Considering the COVID-19 situation in West Bengal was not as bad as many other states, including BJP-ruled Gujarat, Uttar Pradesh and Madhya Pradesh, the TMC cried foul as it perceived a political motive in the visit. There was, however, no denying that the situation in the state is alarming, particularly in Kolkata, as the number of cases as well as mortality continue to soar. The doubling rate of positive cases in six days is higher than the national average.

On April 24, 51 new cases were detected, taking the total number of active COVID-19 cases in the state to 385, according to the health department’s bulletin. The total number of confirmed cases in the state is 514, according to health ministry data.

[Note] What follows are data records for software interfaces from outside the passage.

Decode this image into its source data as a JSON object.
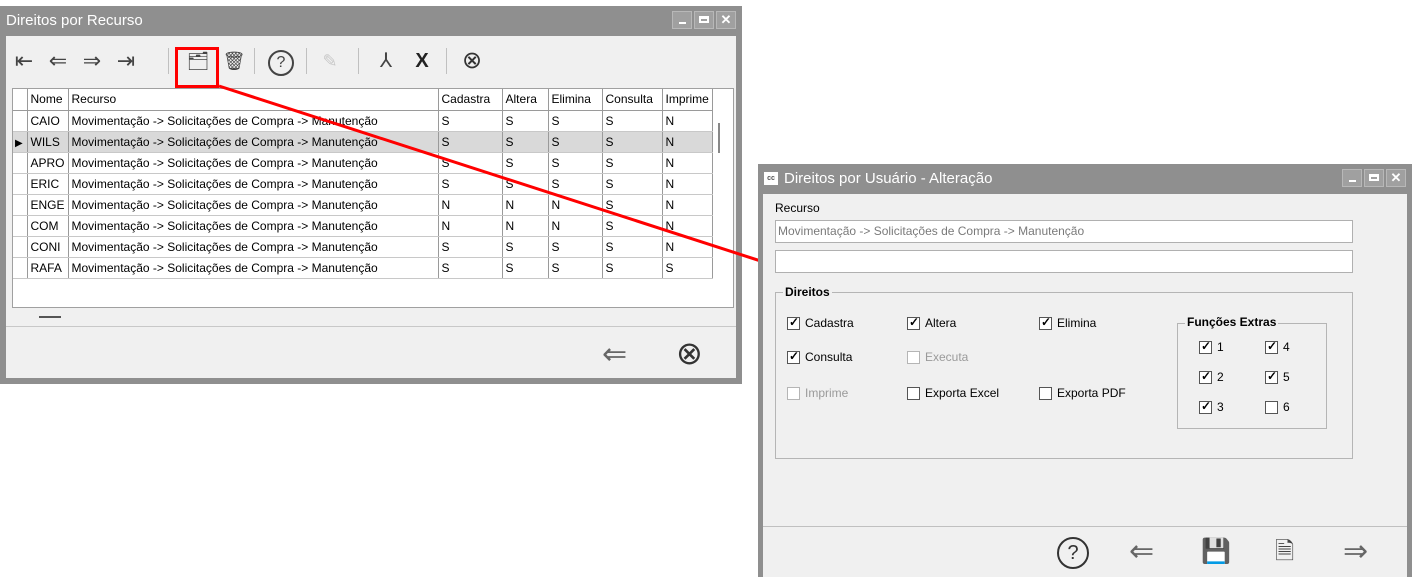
{
  "window1": {
    "title": "Direitos por Recurso",
    "toolbar": {
      "first": "⇤",
      "prev": "⇐",
      "next": "⇒",
      "last": "⇥",
      "open": "🗂",
      "delete": "🗑",
      "help": "?",
      "edit": "✎",
      "pdf": "⅄",
      "excel": "X",
      "cancel": "⊗"
    },
    "columns": [
      "Nome",
      "Recurso",
      "Cadastra",
      "Altera",
      "Elimina",
      "Consulta",
      "Imprime"
    ],
    "rows": [
      [
        "CAIO",
        "Movimentação -> Solicitações de Compra -> Manutenção",
        "S",
        "S",
        "S",
        "S",
        "N"
      ],
      [
        "WILS",
        "Movimentação -> Solicitações de Compra -> Manutenção",
        "S",
        "S",
        "S",
        "S",
        "N"
      ],
      [
        "APRO",
        "Movimentação -> Solicitações de Compra -> Manutenção",
        "S",
        "S",
        "S",
        "S",
        "N"
      ],
      [
        "ERIC",
        "Movimentação -> Solicitações de Compra -> Manutenção",
        "S",
        "S",
        "S",
        "S",
        "N"
      ],
      [
        "ENGE",
        "Movimentação -> Solicitações de Compra -> Manutenção",
        "N",
        "N",
        "N",
        "S",
        "N"
      ],
      [
        "COM",
        "Movimentação -> Solicitações de Compra -> Manutenção",
        "N",
        "N",
        "N",
        "S",
        "N"
      ],
      [
        "CONI",
        "Movimentação -> Solicitações de Compra -> Manutenção",
        "S",
        "S",
        "S",
        "S",
        "N"
      ],
      [
        "RAFA",
        "Movimentação -> Solicitações de Compra -> Manutenção",
        "S",
        "S",
        "S",
        "S",
        "S"
      ]
    ],
    "footer": {
      "back": "⇐",
      "close": "⊗"
    }
  },
  "window2": {
    "title": "Direitos por Usuário - Alteração",
    "icon_text": "cc",
    "recurso_label": "Recurso",
    "recurso_value": "Movimentação -> Solicitações de Compra -> Manutenção",
    "second_value": "",
    "direitos_title": "Direitos",
    "checks": {
      "cadastra": "Cadastra",
      "altera": "Altera",
      "elimina": "Elimina",
      "consulta": "Consulta",
      "executa": "Executa",
      "imprime": "Imprime",
      "exporta_excel": "Exporta Excel",
      "exporta_pdf": "Exporta PDF"
    },
    "extras_title": "Funções Extras",
    "extras": [
      "1",
      "2",
      "3",
      "4",
      "5",
      "6"
    ],
    "footer": {
      "help": "?",
      "back": "⇐",
      "save": "💾",
      "cancel": "🗎",
      "next": "⇒"
    }
  },
  "icons": {
    "first": "first-icon",
    "prev": "previous-icon",
    "next": "next-icon",
    "last": "last-icon",
    "open": "open-record-icon",
    "delete": "trash-icon",
    "help": "help-icon",
    "edit": "edit-icon",
    "pdf": "pdf-icon",
    "excel": "excel-icon",
    "cancel": "cancel-icon",
    "save": "save-icon"
  },
  "colors": {
    "annotation": "#ff0000",
    "titlebar": "#8f8f8f",
    "selected_row": "#d9d9d9"
  }
}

Interestingly, for the first time on April 24, the state government also revealed that 57 coronavirus-affected people have died so far, which clearly indicates that mortality rate in the state is on the higher side. Of them, 18 deaths were directly related to COVID-19 while 39 others died due to co-morbidities, which means other existing ailments such as kidney or heart problems.

This disclosure came after the central teams sought records of the state’s audit committee to check the coronavirus-related deaths. The latest revelation could only further escalate the verbal duel between the governor and the chief minister. The two recently exchanged lengthy accusing letters; the governor wrote two back-to-back letters in response to the one written by Banerjee on April 23.

Meanwhile, it’s rumoured that to decide the TMC’s counter offensive strategy, Banerjee has summoned election strategist-turned-politician Prashant Kishor to Kolkata by a “special” flight. TMC sources have neither confirmed nor denied Kishor’s presence in the state capital. The poll-strategist too has denied taking any flight to Kolkata.

ANI quoted him as saying that those claiming that he took a cargo, or for that matter any flight, should at least have “basic information like flight number, flight operator, date, time, etc., in the public domain or apologise for making such a statement.” He, however, did not disclose his current location.

The news agency, quoting top aviation sources, further reported that “on the directions of the government, aviation security authorities have checked the CCTV footage of three airports — Delhi, Kolkata and Guwahati — of the last 72 hours” to ascertain if Kishor had travelled to Kolkata.